The ratio stayed in the range of 26 per cent to 32 per cent until the 2008-2009 recession, when it soared to 38 per cent, where it stands today, about three times higher than in 1990-1991. Even after the cuts in this week's Ontario budget work their way through the government's spending, the ratio will still be 39 per cent in 2017-2018, when the budget is supposed to be in balance.
These figures tell three tales. First, two recessions badly hurt Ontario's fiscal position, and recovery from both was painful and long. Second, governments in good times couldn't wrestle down the debt ratio; the new norm was a higher debt-to-GDP ratio. Third, recessions drove up spending, as governments tried to pour money into a faltering economy, but then governments kept spending even though the economy had recovered.
Keynesian economics – spend in bad times, retrench in good times – got applied inconsistently. In bad times, governments properly upped spending; in good times, they couldn't pull back. They took whatever surpluses appeared and spent most of it on new programs, higher wages and pensions for government employees.

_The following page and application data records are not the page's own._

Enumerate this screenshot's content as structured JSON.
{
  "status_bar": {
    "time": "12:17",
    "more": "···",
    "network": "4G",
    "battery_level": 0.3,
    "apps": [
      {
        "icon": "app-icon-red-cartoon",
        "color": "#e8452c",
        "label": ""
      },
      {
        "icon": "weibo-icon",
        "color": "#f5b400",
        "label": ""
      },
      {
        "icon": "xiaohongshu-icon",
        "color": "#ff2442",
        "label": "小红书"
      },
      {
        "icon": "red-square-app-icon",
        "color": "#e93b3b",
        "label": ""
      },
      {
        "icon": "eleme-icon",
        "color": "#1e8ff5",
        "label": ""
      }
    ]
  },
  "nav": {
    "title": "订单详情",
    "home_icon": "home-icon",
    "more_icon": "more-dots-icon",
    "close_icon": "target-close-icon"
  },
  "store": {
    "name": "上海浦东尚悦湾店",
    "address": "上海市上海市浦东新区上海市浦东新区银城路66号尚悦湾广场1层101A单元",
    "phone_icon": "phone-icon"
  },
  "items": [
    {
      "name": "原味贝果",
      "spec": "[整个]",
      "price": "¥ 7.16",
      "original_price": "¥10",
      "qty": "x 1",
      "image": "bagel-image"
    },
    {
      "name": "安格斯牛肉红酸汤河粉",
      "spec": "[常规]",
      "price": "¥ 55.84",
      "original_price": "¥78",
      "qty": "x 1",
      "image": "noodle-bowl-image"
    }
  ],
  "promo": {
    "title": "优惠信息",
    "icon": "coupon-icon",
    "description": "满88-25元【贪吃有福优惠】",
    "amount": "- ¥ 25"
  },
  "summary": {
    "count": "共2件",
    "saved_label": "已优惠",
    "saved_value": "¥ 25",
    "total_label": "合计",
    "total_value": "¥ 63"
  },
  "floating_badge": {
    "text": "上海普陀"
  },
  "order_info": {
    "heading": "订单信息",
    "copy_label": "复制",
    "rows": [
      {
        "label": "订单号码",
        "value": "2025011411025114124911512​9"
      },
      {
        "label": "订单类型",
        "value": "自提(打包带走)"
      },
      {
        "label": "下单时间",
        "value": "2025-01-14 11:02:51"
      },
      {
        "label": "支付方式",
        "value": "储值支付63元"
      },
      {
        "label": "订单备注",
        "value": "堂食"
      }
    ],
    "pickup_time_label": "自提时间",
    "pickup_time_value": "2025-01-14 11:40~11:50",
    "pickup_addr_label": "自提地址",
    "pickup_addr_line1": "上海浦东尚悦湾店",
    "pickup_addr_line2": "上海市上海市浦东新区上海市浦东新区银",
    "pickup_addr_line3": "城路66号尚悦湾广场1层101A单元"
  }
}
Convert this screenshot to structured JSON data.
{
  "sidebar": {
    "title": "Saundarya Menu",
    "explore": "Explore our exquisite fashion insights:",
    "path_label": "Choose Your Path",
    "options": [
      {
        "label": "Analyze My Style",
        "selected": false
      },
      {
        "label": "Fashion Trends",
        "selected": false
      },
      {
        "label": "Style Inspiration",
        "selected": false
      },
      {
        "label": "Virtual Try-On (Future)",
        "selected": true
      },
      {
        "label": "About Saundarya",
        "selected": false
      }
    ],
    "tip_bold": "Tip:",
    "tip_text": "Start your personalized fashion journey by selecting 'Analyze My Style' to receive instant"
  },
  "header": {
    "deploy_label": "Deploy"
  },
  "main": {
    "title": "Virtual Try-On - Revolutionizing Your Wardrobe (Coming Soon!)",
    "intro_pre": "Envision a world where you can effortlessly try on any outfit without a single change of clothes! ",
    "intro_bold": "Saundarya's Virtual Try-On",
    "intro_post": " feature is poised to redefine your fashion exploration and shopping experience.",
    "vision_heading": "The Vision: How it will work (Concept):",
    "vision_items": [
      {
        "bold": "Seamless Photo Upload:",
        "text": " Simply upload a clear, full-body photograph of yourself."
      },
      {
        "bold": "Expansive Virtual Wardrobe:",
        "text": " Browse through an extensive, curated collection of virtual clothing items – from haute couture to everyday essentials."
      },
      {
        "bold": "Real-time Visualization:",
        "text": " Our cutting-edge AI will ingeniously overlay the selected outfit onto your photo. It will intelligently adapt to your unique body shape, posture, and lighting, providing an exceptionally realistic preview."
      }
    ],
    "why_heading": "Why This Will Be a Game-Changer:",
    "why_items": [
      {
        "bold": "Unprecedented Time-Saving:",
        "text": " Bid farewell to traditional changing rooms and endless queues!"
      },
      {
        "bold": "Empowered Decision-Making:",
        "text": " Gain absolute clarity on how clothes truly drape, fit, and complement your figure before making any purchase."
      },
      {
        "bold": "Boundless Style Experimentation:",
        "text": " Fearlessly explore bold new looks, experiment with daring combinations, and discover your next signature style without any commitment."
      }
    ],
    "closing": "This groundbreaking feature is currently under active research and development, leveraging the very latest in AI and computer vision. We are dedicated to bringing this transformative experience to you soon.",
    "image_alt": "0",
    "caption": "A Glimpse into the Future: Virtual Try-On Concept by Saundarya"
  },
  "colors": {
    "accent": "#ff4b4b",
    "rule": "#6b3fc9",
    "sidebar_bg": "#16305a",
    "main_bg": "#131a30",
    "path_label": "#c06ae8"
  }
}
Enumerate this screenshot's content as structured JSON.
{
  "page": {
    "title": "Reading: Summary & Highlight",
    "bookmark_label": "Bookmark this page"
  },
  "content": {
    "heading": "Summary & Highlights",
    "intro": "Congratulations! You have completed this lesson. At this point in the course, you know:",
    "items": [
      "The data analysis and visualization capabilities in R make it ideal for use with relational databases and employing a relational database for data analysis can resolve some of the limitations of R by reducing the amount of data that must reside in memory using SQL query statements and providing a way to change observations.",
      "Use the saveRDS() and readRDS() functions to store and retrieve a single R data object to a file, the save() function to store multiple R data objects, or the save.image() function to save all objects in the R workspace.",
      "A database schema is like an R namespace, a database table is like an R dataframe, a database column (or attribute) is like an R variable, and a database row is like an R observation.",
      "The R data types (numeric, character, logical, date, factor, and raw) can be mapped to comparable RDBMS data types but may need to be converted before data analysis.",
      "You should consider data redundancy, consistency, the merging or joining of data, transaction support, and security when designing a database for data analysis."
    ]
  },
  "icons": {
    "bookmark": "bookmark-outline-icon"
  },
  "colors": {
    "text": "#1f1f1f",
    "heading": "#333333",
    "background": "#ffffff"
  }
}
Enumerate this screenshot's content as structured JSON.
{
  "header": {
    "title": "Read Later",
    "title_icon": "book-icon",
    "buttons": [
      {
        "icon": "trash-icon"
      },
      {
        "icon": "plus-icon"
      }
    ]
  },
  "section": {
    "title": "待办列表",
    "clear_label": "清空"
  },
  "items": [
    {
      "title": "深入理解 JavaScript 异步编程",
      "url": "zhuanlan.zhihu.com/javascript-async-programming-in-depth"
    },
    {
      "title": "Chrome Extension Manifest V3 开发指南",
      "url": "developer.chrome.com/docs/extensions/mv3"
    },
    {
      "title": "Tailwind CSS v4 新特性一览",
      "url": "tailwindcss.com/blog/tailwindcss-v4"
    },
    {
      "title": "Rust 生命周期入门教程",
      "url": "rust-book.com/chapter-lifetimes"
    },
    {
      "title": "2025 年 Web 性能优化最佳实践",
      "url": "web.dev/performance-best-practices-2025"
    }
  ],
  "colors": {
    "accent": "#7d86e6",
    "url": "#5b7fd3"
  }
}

Those employees then assumed their own new norm in the form of these improved benefits and, through their unions, professional associations and work rules, fought to protect their gains.
A variation of the same occurred in Ottawa. The federal government's debt ratio had been in decline since the Chrétien-Martin budgets of 1995. The 2008-2009 recession reversed that trend. It will now take the rest of the Harper government's term to bring the ratio back to where it was before the recession. Like other governments, the Conservatives spent most of the surplus inherited from the Liberals on new programs, higher transfers, more civil servants and soldiers, and tax cuts.
What economists call "deleveraging," a fancy name for debt reduction, becomes an essential priority of government following recessions. The longer a government waits to deal with a deficit/debt situation, the more painful the remedies when they're applied.
Sometimes, when governments begin to tackle their debt, the economy hasn't fully recovered from the effects of recession. So cutbacks can slow down recovery, as is evident in some European countries whose unemployment rates are high, growth rates are slow, but deficits are huge.
The alternative strategy consists of continuing to spend to stimulate the economy, at the cost of higher deficits and accumulated debt – which risks even more wrenching downward spending adjustments and/or tax increases later.
In Canada, where the deficit/debt situation is comparatively better, governments still find it hard to curtail spending in the way best designed to lower the baseline of that spending: by eliminating or sharply curtailing programs. This option is just too painful politically.
So the Ontario and federal budgets were less about cutting programs than seeking to deliver existing programs more efficiently while restraining the number of employees, their remuneration and their pensions.
The same thing happened in New Brunswick, a small province with a huge debt ($10.8-billion) and deficit ($471-million), both worsened by the recession. The government, trying to balance the books by 2014-2015, is counting on much-ballyhooed efficiency gains, consolidations and new delivery systems. Good luck to it.